Fall is just around the corner and it’s one of my favorite seasons. For me, living in farm country, it means harvest time! All the wonders of creation performing their grand finale and we get to reap the benefit of such splendor. There’s nothing like a cup of hot cider on a cool fall evening, a hearty pile of pumpkins, or a long hayride with our loved ones. That’s what I envisioned when deciding what to create for this month’s Power Tool Challenge. (there’s all sorts of DIY goodies for you at the bottom of this post!) Here is my treat to you, a fall harvest sign.
For my project, I wanted a rustic harvest sign that would bring back memories and also create them too.
Want to create one of your very own? I’ve got the DIY details for you! Just grab your jigsaw, some scrap or new lumber and let’s get to work.
(note: I used chippy siding for my project and this is totally up to your interpretation. Have fun with it and mix it up if you’d like. I’ve added the details for using a 1″ x 6″ x 8′ raw pine board in the materials list below. Home Depot can cut the boards for you for free.)
Here’s what you’ll need to make a harvest sign:
- 2 – 1″ x 6″ boards 24″ long
- 2 – 1″ x 6″ boards 18″ long
- woodworking square
- tape measure
- 5″ x 7″ paperboard for template (a cereal box, notepad backing, etc)
- safety goggles
- hook and eye hangers (6 hooks, 6 eyes) – you could also use wire or an old hanger cut up.
- flush mount picture hangers
- paint/paint brush
- stain (if using raw lumber)
Let’s make your template first. First, grab your paperboard and follow the sizing in the picture to cut it into a house shape:
Now that you’ve got your template, let’s put it to work. You will be using this to create two different boards. Then, for the first 24″ board, you will put the template with point facing outward (like an arrow) and lined up to the edge and trace.
Next, cut off corners, and lightly sand to remove rough edges. One board done!
First, grab your second 24″ board and place the template facing inward and lined up with the outside edge.
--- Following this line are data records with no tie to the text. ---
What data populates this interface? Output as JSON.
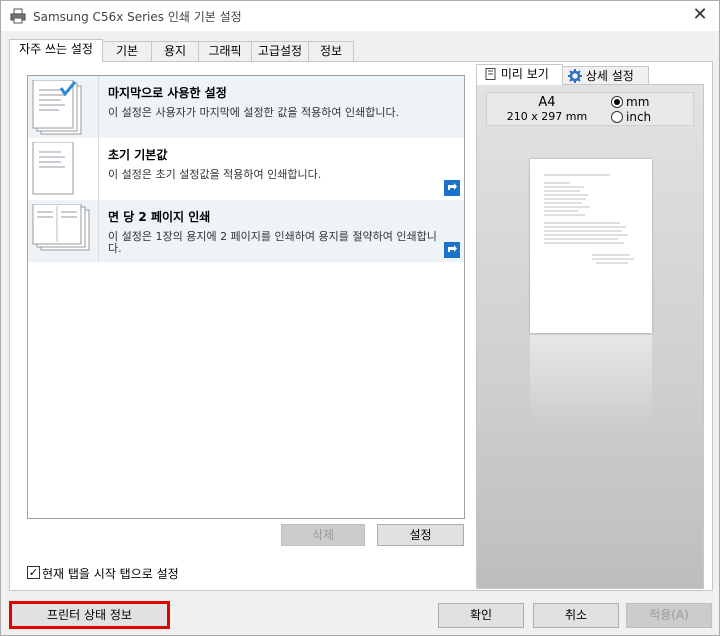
{
  "window": {
    "title": "Samsung C56x Series 인쇄 기본 설정",
    "close_glyph": "✕"
  },
  "tabs": [
    "자주 쓰는 설정",
    "기본",
    "용지",
    "그래픽",
    "고급설정",
    "정보"
  ],
  "favorites": [
    {
      "name": "마지막으로 사용한 설정",
      "desc": "이 설정은 사용자가 마지막에 설정한 값을 적용하여 인쇄합니다."
    },
    {
      "name": "초기 기본값",
      "desc": "이 설정은 초기 설정값을 적용하여 인쇄합니다."
    },
    {
      "name": "면 당 2 페이지 인쇄",
      "desc": "이 설정은 1장의 용지에 2 페이지를 인쇄하여 용지를 절약하여 인쇄합니다."
    }
  ],
  "list_buttons": {
    "delete": "삭제",
    "settings": "설정"
  },
  "startup_checkbox": {
    "label": "현재 탭을 시작 탭으로 설정",
    "checked": true
  },
  "preview": {
    "tabs": [
      "미리 보기",
      "상세 설정"
    ],
    "paper_size": "A4",
    "paper_dims": "210 x 297 mm",
    "units": [
      "mm",
      "inch"
    ],
    "selected_unit": "mm"
  },
  "bottom": {
    "status_button": "프린터 상태 정보",
    "ok": "확인",
    "cancel": "취소",
    "apply": "적용(A)"
  },
  "colors": {
    "highlight_border": "#e00000",
    "item_shade": "#eef3f8",
    "accent_blue": "#1a73c8"
  }
}
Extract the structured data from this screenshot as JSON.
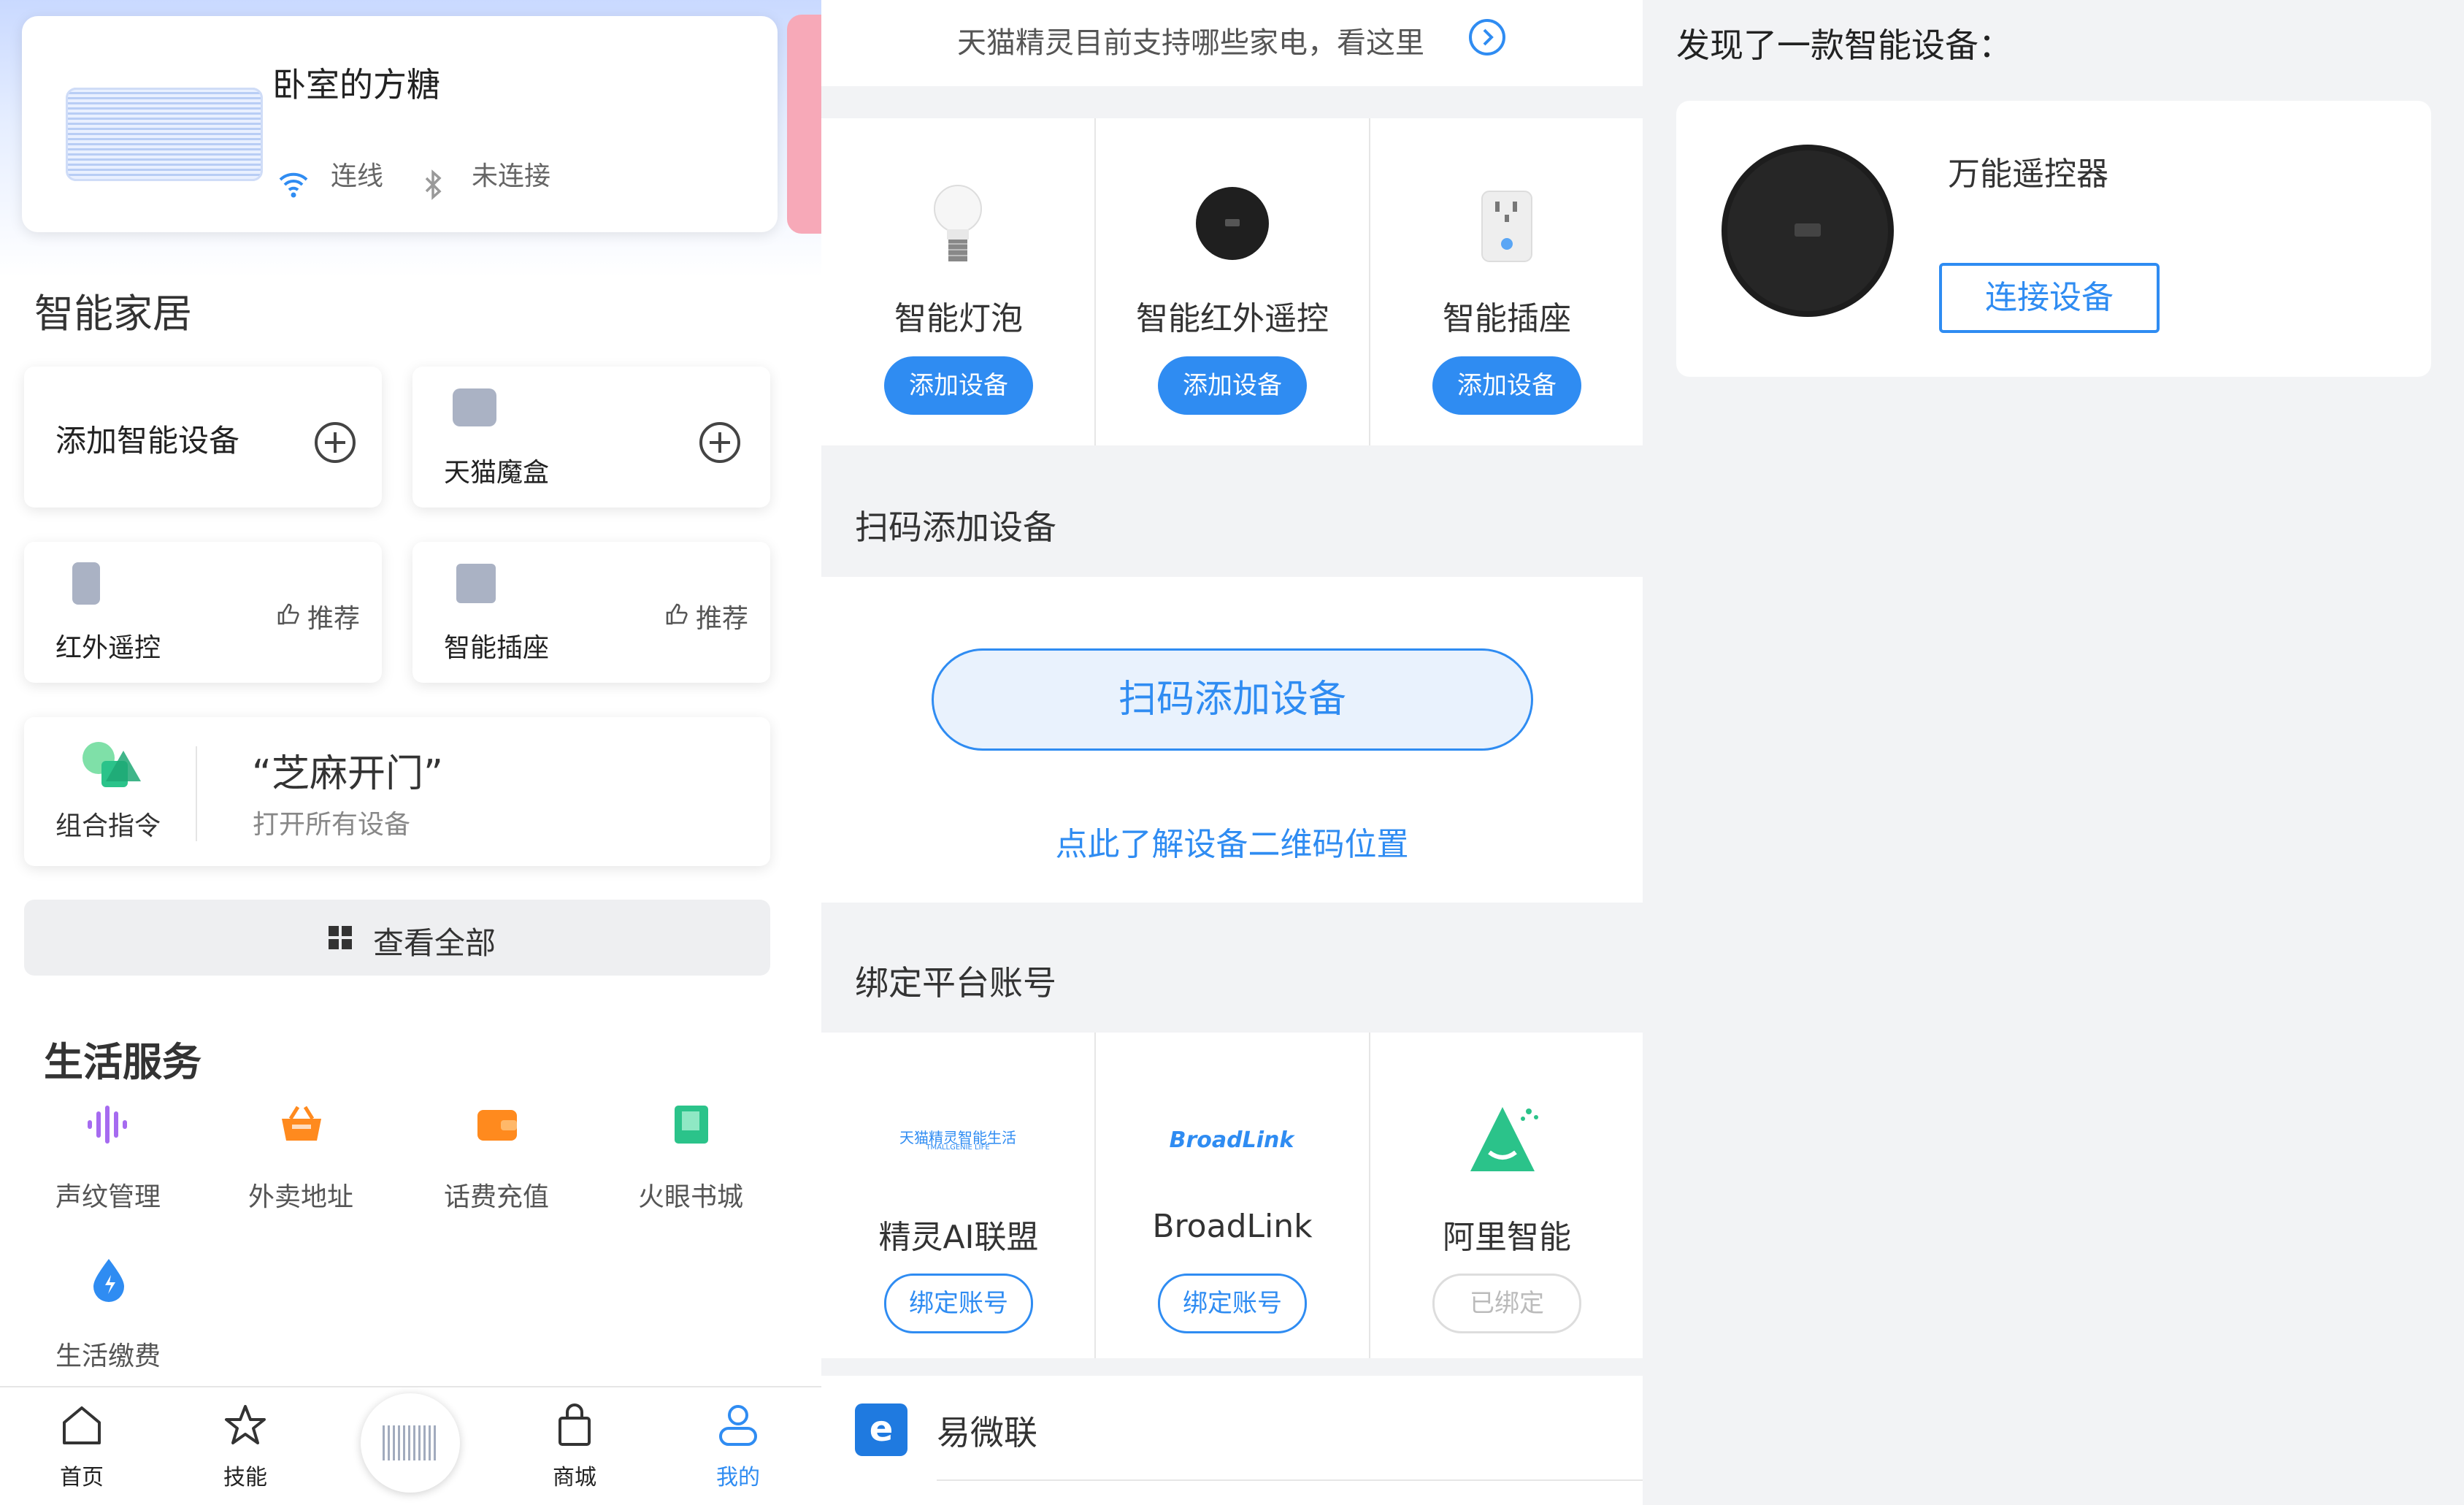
{
  "left": {
    "device": {
      "name": "卧室的方糖",
      "wifi_status": "连线",
      "bt_status": "未连接"
    },
    "smart_home": {
      "title": "智能家居",
      "tiles": [
        {
          "label": "添加智能设备"
        },
        {
          "label": "天猫魔盒"
        },
        {
          "label": "红外遥控",
          "badge": "推荐"
        },
        {
          "label": "智能插座",
          "badge": "推荐"
        }
      ],
      "combo": {
        "label": "组合指令",
        "title": "“芝麻开门”",
        "subtitle": "打开所有设备"
      },
      "view_all": "查看全部"
    },
    "life_services": {
      "title": "生活服务",
      "items": [
        {
          "label": "声纹管理",
          "color": "#a66bf0"
        },
        {
          "label": "外卖地址",
          "color": "#ff8a1e"
        },
        {
          "label": "话费充值",
          "color": "#ff8a1e"
        },
        {
          "label": "火眼书城",
          "color": "#2bc38a"
        },
        {
          "label": "生活缴费",
          "color": "#2f8cf2"
        }
      ]
    },
    "tabbar": {
      "items": [
        {
          "label": "首页"
        },
        {
          "label": "技能"
        },
        {
          "label": "商城"
        },
        {
          "label": "我的",
          "active": true
        }
      ],
      "active_color": "#2f8cf2"
    }
  },
  "mid": {
    "banner": "天猫精灵目前支持哪些家电，看这里",
    "devices": [
      {
        "label": "智能灯泡",
        "button": "添加设备"
      },
      {
        "label": "智能红外遥控",
        "button": "添加设备"
      },
      {
        "label": "智能插座",
        "button": "添加设备"
      }
    ],
    "scan_section": {
      "title": "扫码添加设备",
      "button": "扫码添加设备",
      "link": "点此了解设备二维码位置"
    },
    "bind_section": {
      "title": "绑定平台账号",
      "platforms": [
        {
          "logo_text": "天猫精灵智能生活",
          "logo_sub": "TMALLGENIE LIFE",
          "label": "精灵AI联盟",
          "button": "绑定账号",
          "bound": false
        },
        {
          "logo_text": "BroadLink",
          "label": "BroadLink",
          "button": "绑定账号",
          "bound": false
        },
        {
          "label": "阿里智能",
          "button": "已绑定",
          "bound": true
        }
      ],
      "more_item": {
        "label": "易微联",
        "icon_letter": "e"
      }
    }
  },
  "right": {
    "heading": "发现了一款智能设备：",
    "device": {
      "name": "万能遥控器",
      "button": "连接设备"
    }
  },
  "colors": {
    "accent": "#2f8cf2",
    "bg": "#f2f3f5"
  }
}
Then, trace and cut. When cutting, run your saw down in one side, and then come back out and start a fresh-cut going down the other. That will give you a nice, crisp, point. Also, do this to both ends and lightly sand again.
All your boards should be cut and you’re ready to decorate. Yay!
If you’re starting with raw lumber and want to create an aged effect, just head to my layering tutorial and choose the colors you would like. Also, to mimic the look on my sign, you would want a dark stain (any old stain will do) and a flat white paint.
Feel free to play with the layout. We took a vote in my family on which we preferred, but here are some options:
In the end, the effect we’re going for is a rustic sign that looks like the farmer grabbed up some scrap wood and put this together to sell his goods. Likewise, you most certainly can get funky with it and use fonts and such to transfer typography (I had a hard time not doing that, but wanted to keep it easy to follow). I have a tutorial on how to do that here.
Just grab some chalk (blackboard or sidewalk chalk will do), and lay out your design. Feel free to change-up the text too – make it suit your style and home.
However, since I have contrasting boards, I used black paint on the white boards with a square brush.
…and white with colored inset on the darker boards.
Finally, to hang your boards together, use the hooks and eyes to connect, as seen in the picture above. I’ve got eye hooks and s-hooks shown below, but I had hooks on hand and used those instead. When using hooks, just make sure one is facing forward and the other facing backward so your sign stays on if you’re hanging it in the wind.
Finally, for the mounting hardware, just place your picture hangers 8″ in from the ends of your top board and ¼” down from the top edge.
Now you’re ready to hang and enjoy! Isn’t it cute?
In addition, you could even add eye hooks to the top edge and mount it off of a post as a directional sign. Your family will love it! ♥ Not the DIY type? Then you can find this sign available in my shop.
I hope you had fun with this harvest sign project. In addition, pin and share so others can build too! Head below for the Power Tool Challenge DIYs.
Also, more of my fall DIYs like my harvest sign:
Now before you head off, take a stroll through DIY lane. I know you’ll be whipping out your tools when you see all this fall goodness from my blogging friends.